DATA SHOWN below:
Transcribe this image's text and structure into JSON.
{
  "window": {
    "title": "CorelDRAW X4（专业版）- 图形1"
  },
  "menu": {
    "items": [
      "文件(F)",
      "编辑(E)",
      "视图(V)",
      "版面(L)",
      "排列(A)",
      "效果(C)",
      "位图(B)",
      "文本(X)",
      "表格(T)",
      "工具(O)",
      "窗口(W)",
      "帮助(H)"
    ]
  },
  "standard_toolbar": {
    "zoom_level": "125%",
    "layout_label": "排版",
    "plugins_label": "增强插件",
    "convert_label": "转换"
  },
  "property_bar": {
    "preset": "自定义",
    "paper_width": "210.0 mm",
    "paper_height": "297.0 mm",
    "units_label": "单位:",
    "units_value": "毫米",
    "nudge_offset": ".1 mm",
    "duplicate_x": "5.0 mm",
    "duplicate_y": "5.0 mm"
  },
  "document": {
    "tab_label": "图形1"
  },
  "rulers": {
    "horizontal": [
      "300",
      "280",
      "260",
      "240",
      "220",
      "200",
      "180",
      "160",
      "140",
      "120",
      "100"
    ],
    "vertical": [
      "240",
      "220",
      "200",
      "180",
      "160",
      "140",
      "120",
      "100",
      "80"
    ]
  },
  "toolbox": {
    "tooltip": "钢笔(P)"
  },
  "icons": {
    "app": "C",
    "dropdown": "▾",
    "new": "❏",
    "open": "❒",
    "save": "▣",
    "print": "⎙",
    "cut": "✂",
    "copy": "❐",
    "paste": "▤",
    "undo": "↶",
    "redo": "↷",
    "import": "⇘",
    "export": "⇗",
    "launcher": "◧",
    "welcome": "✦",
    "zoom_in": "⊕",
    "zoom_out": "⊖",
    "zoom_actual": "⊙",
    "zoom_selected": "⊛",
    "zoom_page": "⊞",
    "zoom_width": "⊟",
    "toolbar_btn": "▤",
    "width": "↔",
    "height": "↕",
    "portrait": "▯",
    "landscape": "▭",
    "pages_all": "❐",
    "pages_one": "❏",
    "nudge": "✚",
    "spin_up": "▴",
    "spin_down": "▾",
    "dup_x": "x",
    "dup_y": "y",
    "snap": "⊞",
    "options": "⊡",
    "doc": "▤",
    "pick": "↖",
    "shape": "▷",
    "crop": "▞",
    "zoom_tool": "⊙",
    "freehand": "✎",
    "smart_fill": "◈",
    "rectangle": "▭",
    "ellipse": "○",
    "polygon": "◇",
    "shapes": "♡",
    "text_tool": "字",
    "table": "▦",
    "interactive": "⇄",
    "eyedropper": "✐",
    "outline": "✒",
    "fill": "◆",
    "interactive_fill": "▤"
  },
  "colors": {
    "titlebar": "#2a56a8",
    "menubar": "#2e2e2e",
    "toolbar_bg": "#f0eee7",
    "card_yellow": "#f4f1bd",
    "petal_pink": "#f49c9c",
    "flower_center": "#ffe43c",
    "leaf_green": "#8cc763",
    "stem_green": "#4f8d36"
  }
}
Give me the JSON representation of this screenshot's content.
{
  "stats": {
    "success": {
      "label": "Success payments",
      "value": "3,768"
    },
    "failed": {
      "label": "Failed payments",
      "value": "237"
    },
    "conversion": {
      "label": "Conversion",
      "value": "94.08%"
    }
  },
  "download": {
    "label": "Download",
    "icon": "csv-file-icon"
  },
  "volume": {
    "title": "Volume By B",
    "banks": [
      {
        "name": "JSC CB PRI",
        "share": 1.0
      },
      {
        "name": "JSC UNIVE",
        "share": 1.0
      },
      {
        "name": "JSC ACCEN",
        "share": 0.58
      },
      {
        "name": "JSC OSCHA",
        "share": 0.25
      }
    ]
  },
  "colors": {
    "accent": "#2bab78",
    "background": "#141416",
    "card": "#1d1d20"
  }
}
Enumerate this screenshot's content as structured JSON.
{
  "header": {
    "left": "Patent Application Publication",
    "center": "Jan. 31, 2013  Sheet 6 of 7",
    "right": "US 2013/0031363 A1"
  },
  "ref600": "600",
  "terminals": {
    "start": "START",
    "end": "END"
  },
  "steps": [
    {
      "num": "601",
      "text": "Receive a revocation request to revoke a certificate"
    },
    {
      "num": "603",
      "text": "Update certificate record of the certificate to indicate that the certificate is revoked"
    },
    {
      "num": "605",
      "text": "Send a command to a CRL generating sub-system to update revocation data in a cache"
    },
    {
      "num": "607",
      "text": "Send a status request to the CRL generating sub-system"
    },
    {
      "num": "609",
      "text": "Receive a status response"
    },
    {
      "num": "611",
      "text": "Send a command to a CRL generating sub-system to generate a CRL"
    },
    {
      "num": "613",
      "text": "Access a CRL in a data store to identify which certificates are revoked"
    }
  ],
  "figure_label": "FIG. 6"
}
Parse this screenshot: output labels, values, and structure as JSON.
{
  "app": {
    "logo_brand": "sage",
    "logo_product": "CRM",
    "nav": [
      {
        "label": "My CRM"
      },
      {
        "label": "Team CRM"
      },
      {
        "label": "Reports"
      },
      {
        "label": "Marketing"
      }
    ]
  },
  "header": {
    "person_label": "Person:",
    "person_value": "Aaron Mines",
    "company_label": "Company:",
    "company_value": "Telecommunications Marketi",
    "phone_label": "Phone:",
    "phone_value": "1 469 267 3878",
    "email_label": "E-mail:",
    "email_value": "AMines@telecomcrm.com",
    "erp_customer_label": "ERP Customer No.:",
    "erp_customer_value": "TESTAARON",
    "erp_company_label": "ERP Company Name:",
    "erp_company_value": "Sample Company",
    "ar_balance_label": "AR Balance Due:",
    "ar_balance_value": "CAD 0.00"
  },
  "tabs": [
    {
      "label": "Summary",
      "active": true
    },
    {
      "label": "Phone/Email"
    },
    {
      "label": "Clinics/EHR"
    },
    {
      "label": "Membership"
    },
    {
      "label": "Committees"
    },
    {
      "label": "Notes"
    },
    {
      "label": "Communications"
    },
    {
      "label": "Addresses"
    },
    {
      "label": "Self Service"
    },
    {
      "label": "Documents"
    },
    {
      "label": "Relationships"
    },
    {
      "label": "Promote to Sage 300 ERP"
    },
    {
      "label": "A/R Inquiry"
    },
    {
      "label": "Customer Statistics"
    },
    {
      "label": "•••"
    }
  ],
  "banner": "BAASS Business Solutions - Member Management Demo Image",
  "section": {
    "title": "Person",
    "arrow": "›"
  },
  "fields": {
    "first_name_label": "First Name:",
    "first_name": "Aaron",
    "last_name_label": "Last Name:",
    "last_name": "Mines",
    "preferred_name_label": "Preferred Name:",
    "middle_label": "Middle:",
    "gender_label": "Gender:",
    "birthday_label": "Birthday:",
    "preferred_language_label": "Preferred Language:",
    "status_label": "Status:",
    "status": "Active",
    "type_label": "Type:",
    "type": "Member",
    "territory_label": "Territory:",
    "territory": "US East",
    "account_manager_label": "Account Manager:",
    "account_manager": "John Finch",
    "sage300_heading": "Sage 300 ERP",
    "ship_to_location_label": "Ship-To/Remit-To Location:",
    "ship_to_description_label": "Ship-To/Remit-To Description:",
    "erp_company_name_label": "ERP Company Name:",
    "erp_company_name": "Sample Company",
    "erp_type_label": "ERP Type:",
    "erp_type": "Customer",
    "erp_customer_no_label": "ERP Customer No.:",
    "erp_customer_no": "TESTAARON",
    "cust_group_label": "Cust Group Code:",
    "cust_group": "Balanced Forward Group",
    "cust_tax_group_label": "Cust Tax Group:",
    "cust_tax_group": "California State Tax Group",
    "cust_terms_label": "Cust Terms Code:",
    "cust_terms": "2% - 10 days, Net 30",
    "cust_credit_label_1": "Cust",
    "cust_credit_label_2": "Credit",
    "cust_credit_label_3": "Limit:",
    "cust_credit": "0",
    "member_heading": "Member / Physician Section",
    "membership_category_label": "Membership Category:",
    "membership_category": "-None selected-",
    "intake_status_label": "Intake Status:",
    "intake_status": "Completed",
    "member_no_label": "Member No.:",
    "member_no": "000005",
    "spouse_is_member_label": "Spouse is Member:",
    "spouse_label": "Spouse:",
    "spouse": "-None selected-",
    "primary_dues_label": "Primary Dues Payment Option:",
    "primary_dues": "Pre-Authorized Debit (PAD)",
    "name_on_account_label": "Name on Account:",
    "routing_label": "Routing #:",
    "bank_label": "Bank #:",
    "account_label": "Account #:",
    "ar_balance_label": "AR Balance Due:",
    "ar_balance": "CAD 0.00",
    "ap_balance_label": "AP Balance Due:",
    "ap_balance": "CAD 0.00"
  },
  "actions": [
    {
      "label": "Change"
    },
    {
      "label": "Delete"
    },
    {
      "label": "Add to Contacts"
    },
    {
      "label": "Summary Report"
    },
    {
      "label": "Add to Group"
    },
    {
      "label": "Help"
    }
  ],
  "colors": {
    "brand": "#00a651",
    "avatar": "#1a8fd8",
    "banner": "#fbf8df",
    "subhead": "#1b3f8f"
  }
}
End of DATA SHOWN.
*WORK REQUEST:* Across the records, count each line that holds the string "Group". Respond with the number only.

*ANSWER SPACE:* 5